Moms Stop the Harm members placed crosses Wednesday morning, April 14, on Rotary Beach in memory of children lost to drug overdoses. (Aaron Hemens - Capital News)
Kelowna mothers remember children lost to the opioid crisis

It has been five years since illicit drug deaths was announced a public health emergency

Demonstrators at the legislature on April 14 called on the province to decriminalize drug possession and provide widespread access to regulated safe supply across B.C. (Jake Romphf/News Staff)
Rally calls for decriminalization, safe supply on 5th anniversary of overdose emergency declaration

From 2016 to the end of February, 7,072 British Columbians died due to overdose

A Keremeos family lost their home after a fire shortly before midnight on April 13. No injuries were reported. (Contributed)
Keremeos home destroyed in late-night fire

The family inside was unharmed

Join Black Press Media and Do Some Good
Join Black Press Media and Do Some Good

Pay it Forward program supports local businesses in their community giving

Naloxone
Op/Ed: Interior Health CEO speaks on five years of strides and challenges in overdose crisis

In 2020, close to 4,000 people across IH had access to opioid medications
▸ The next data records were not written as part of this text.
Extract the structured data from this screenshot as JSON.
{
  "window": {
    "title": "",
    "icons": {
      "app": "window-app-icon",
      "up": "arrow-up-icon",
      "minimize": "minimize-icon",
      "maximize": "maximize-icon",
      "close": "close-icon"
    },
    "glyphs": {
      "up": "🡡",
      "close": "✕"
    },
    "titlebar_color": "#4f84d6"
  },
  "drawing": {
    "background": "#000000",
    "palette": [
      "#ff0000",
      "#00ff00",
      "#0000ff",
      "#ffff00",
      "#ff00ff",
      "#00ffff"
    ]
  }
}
Somewhere in the pack being celebrated by his teammates is Vernon Vipers forward Zack Tonelli, who scored in overtime Wednesday afternoon, April 14, to give the Snakes a 6-5 win over the Salmon Arm Silverbacks in B.C. Hockey League pod play at Kal Tire Place. (Liza Mazurek - Vernon Vipers Photography)
Vernon Vipers bite Salmon Arm Silverbacks in OT

Snakes blow 5-3 third-period lead, rally in extra time for 6-5 pod play result over rivals

(Government of Canada)
Liberal MP caught stark naked during House of Commons video conference

William Amos, in Quebec, appeared on the screens of his fellow members of Parliament completely naked

New parking meters have been installed on Main Street, Ellis Street, Front Street, Nanaimo Avenue and Padmore Avenue in Penticton. (City of Penticton photo)
Pay parking now in effect in downtown Penticton

A spot downtown will now cost you $2 per hour

Provincial health officer Dr. Bonnie Henry updates B.C.’s COVID-19 situation at the B.C. legislature, Feb. 1, 2020. (B.C. government)
B.C.’s COVID-19 case count jumps to 1,168 Wednesday, nearly 400 in hospital

Now 120 coronavirus patients in intensive care, six more deaths

Most Read